[[ Supplied material open ]]
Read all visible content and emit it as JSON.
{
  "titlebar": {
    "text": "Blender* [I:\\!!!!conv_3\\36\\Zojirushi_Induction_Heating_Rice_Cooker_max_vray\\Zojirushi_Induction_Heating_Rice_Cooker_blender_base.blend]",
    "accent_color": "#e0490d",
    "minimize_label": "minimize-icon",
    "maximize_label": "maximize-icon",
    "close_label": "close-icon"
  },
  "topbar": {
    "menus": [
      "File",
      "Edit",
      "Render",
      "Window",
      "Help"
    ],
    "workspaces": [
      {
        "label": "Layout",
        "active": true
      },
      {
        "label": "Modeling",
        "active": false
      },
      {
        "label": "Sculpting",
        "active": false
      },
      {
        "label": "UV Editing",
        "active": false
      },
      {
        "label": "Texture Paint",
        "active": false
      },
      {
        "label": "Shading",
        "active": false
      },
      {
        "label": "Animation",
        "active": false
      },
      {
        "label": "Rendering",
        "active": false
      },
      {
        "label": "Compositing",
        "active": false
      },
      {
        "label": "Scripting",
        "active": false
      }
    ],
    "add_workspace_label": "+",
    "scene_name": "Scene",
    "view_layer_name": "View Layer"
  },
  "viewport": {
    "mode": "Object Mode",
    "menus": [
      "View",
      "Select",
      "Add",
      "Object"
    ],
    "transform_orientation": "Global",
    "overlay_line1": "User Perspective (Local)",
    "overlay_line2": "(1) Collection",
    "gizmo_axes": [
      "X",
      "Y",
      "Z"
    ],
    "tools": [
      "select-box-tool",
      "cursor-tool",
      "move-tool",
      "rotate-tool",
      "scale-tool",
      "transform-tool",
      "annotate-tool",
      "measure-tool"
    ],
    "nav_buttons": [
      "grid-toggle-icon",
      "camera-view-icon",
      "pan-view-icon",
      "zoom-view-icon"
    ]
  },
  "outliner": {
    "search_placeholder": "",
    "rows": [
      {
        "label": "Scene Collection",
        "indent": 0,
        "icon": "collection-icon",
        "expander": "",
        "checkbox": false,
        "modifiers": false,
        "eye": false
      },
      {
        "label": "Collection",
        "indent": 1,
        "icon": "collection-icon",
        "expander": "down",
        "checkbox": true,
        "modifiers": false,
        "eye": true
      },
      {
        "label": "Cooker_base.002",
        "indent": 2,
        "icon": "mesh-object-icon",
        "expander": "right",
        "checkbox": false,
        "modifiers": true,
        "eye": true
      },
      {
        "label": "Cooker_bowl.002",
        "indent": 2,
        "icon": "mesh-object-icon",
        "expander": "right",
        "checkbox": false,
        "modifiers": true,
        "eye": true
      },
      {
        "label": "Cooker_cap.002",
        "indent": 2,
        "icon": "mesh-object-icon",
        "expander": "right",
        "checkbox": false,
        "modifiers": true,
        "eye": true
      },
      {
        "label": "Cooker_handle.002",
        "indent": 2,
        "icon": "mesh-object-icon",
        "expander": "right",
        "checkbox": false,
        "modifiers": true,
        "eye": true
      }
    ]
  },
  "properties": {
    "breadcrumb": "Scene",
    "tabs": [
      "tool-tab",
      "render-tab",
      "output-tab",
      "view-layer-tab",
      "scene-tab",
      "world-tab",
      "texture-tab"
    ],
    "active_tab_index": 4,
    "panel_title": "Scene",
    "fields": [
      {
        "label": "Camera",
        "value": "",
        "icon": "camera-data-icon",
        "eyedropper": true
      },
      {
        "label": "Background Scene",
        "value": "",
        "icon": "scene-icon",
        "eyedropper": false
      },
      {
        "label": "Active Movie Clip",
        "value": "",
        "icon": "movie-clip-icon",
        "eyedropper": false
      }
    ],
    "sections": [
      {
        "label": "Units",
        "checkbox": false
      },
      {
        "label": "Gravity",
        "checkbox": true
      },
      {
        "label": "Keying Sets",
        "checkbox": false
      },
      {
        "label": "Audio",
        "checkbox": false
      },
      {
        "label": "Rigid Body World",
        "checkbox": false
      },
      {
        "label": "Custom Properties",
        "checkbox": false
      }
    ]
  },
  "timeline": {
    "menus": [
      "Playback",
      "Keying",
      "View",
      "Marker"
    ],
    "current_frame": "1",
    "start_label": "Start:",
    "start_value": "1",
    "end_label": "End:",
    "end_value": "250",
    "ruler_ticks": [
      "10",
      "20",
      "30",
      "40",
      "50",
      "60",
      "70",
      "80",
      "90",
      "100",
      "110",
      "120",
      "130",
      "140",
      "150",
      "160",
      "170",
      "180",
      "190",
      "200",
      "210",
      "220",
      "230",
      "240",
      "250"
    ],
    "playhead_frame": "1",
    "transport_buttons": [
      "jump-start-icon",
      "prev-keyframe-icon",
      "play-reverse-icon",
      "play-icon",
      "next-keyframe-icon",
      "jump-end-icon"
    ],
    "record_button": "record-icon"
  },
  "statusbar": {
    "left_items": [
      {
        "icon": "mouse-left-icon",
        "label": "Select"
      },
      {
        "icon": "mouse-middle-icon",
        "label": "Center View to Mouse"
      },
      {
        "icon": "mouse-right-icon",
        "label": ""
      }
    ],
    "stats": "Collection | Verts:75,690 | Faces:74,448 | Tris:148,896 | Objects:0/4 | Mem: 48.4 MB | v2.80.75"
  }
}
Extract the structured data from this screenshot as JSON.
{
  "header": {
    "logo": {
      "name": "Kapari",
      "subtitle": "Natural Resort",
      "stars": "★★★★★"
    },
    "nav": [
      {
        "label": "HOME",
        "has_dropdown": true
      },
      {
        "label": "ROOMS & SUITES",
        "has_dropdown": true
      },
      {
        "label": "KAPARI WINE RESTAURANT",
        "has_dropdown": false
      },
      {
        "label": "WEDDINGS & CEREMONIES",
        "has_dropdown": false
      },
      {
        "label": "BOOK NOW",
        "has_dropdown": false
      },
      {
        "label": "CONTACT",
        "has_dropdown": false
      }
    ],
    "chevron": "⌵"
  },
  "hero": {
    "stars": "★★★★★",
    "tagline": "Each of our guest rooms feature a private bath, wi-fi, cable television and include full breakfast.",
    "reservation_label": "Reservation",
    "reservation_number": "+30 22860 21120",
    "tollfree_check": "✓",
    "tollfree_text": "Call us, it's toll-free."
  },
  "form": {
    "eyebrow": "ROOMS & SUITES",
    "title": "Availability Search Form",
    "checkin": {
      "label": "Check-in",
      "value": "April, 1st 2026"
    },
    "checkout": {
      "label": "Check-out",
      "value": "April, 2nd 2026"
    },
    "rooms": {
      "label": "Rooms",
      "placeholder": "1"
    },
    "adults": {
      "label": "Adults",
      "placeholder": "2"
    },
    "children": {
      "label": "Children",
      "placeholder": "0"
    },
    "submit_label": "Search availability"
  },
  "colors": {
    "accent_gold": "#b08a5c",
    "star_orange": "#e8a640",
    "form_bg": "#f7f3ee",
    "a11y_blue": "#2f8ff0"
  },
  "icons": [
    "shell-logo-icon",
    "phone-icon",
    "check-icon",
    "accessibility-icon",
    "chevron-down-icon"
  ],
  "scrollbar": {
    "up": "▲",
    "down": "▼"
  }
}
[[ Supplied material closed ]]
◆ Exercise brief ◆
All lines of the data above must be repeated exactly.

◆ Exercise solution ◆
Read all visible content and emit it as JSON.
{
  "titlebar": {
    "text": "Blender* [I:\\!!!!conv_3\\36\\Zojirushi_Induction_Heating_Rice_Cooker_max_vray\\Zojirushi_Induction_Heating_Rice_Cooker_blender_base.blend]",
    "accent_color": "#e0490d",
    "minimize_label": "minimize-icon",
    "maximize_label": "maximize-icon",
    "close_label": "close-icon"
  },
  "topbar": {
    "menus": [
      "File",
      "Edit",
      "Render",
      "Window",
      "Help"
    ],
    "workspaces": [
      {
        "label": "Layout",
        "active": true
      },
      {
        "label": "Modeling",
        "active": false
      },
      {
        "label": "Sculpting",
        "active": false
      },
      {
        "label": "UV Editing",
        "active": false
      },
      {
        "label": "Texture Paint",
        "active": false
      },
      {
        "label": "Shading",
        "active": false
      },
      {
        "label": "Animation",
        "active": false
      },
      {
        "label": "Rendering",
        "active": false
      },
      {
        "label": "Compositing",
        "active": false
      },
      {
        "label": "Scripting",
        "active": false
      }
    ],
    "add_workspace_label": "+",
    "scene_name": "Scene",
    "view_layer_name": "View Layer"
  },
  "viewport": {
    "mode": "Object Mode",
    "menus": [
      "View",
      "Select",
      "Add",
      "Object"
    ],
    "transform_orientation": "Global",
    "overlay_line1": "User Perspective (Local)",
    "overlay_line2": "(1) Collection",
    "gizmo_axes": [
      "X",
      "Y",
      "Z"
    ],
    "tools": [
      "select-box-tool",
      "cursor-tool",
      "move-tool",
      "rotate-tool",
      "scale-tool",
      "transform-tool",
      "annotate-tool",
      "measure-tool"
    ],
    "nav_buttons": [
      "grid-toggle-icon",
      "camera-view-icon",
      "pan-view-icon",
      "zoom-view-icon"
    ]
  },
  "outliner": {
    "search_placeholder": "",
    "rows": [
      {
        "label": "Scene Collection",
        "indent": 0,
        "icon": "collection-icon",
        "expander": "",
        "checkbox": false,
        "modifiers": false,
        "eye": false
      },
      {
        "label": "Collection",
        "indent": 1,
        "icon": "collection-icon",
        "expander": "down",
        "checkbox": true,
        "modifiers": false,
        "eye": true
      },
      {
        "label": "Cooker_base.002",
        "indent": 2,
        "icon": "mesh-object-icon",
        "expander": "right",
        "checkbox": false,
        "modifiers": true,
        "eye": true
      },
      {
        "label": "Cooker_bowl.002",
        "indent": 2,
        "icon": "mesh-object-icon",
        "expander": "right",
        "checkbox": false,
        "modifiers": true,
        "eye": true
      },
      {
        "label": "Cooker_cap.002",
        "indent": 2,
        "icon": "mesh-object-icon",
        "expander": "right",
        "checkbox": false,
        "modifiers": true,
        "eye": true
      },
      {
        "label": "Cooker_handle.002",
        "indent": 2,
        "icon": "mesh-object-icon",
        "expander": "right",
        "checkbox": false,
        "modifiers": true,
        "eye": true
      }
    ]
  },
  "properties": {
    "breadcrumb": "Scene",
    "tabs": [
      "tool-tab",
      "render-tab",
      "output-tab",
      "view-layer-tab",
      "scene-tab",
      "world-tab",
      "texture-tab"
    ],
    "active_tab_index": 4,
    "panel_title": "Scene",
    "fields": [
      {
        "label": "Camera",
        "value": "",
        "icon": "camera-data-icon",
        "eyedropper": true
      },
      {
        "label": "Background Scene",
        "value": "",
        "icon": "scene-icon",
        "eyedropper": false
      },
      {
        "label": "Active Movie Clip",
        "value": "",
        "icon": "movie-clip-icon",
        "eyedropper": false
      }
    ],
    "sections": [
      {
        "label": "Units",
        "checkbox": false
      },
      {
        "label": "Gravity",
        "checkbox": true
      },
      {
        "label": "Keying Sets",
        "checkbox": false
      },
      {
        "label": "Audio",
        "checkbox": false
      },
      {
        "label": "Rigid Body World",
        "checkbox": false
      },
      {
        "label": "Custom Properties",
        "checkbox": false
      }
    ]
  },
  "timeline": {
    "menus": [
      "Playback",
      "Keying",
      "View",
      "Marker"
    ],
    "current_frame": "1",
    "start_label": "Start:",
    "start_value": "1",
    "end_label": "End:",
    "end_value": "250",
    "ruler_ticks": [
      "10",
      "20",
      "30",
      "40",
      "50",
      "60",
      "70",
      "80",
      "90",
      "100",
      "110",
      "120",
      "130",
      "140",
      "150",
      "160",
      "170",
      "180",
      "190",
      "200",
      "210",
      "220",
      "230",
      "240",
      "250"
    ],
    "playhead_frame": "1",
    "transport_buttons": [
      "jump-start-icon",
      "prev-keyframe-icon",
      "play-reverse-icon",
      "play-icon",
      "next-keyframe-icon",
      "jump-end-icon"
    ],
    "record_button": "record-icon"
  },
  "statusbar": {
    "left_items": [
      {
        "icon": "mouse-left-icon",
        "label": "Select"
      },
      {
        "icon": "mouse-middle-icon",
        "label": "Center View to Mouse"
      },
      {
        "icon": "mouse-right-icon",
        "label": ""
      }
    ],
    "stats": "Collection | Verts:75,690 | Faces:74,448 | Tris:148,896 | Objects:0/4 | Mem: 48.4 MB | v2.80.75"
  }
}
Extract the structured data from this screenshot as JSON.
{
  "header": {
    "logo": {
      "name": "Kapari",
      "subtitle": "Natural Resort",
      "stars": "★★★★★"
    },
    "nav": [
      {
        "label": "HOME",
        "has_dropdown": true
      },
      {
        "label": "ROOMS & SUITES",
        "has_dropdown": true
      },
      {
        "label": "KAPARI WINE RESTAURANT",
        "has_dropdown": false
      },
      {
        "label": "WEDDINGS & CEREMONIES",
        "has_dropdown": false
      },
      {
        "label": "BOOK NOW",
        "has_dropdown": false
      },
      {
        "label": "CONTACT",
        "has_dropdown": false
      }
    ],
    "chevron": "⌵"
  },
  "hero": {
    "stars": "★★★★★",
    "tagline": "Each of our guest rooms feature a private bath, wi-fi, cable television and include full breakfast.",
    "reservation_label": "Reservation",
    "reservation_number": "+30 22860 21120",
    "tollfree_check": "✓",
    "tollfree_text": "Call us, it's toll-free."
  },
  "form": {
    "eyebrow": "ROOMS & SUITES",
    "title": "Availability Search Form",
    "checkin": {
      "label": "Check-in",
      "value": "April, 1st 2026"
    },
    "checkout": {
      "label": "Check-out",
      "value": "April, 2nd 2026"
    },
    "rooms": {
      "label": "Rooms",
      "placeholder": "1"
    },
    "adults": {
      "label": "Adults",
      "placeholder": "2"
    },
    "children": {
      "label": "Children",
      "placeholder": "0"
    },
    "submit_label": "Search availability"
  },
  "colors": {
    "accent_gold": "#b08a5c",
    "star_orange": "#e8a640",
    "form_bg": "#f7f3ee",
    "a11y_blue": "#2f8ff0"
  },
  "icons": [
    "shell-logo-icon",
    "phone-icon",
    "check-icon",
    "accessibility-icon",
    "chevron-down-icon"
  ],
  "scrollbar": {
    "up": "▲",
    "down": "▼"
  }
}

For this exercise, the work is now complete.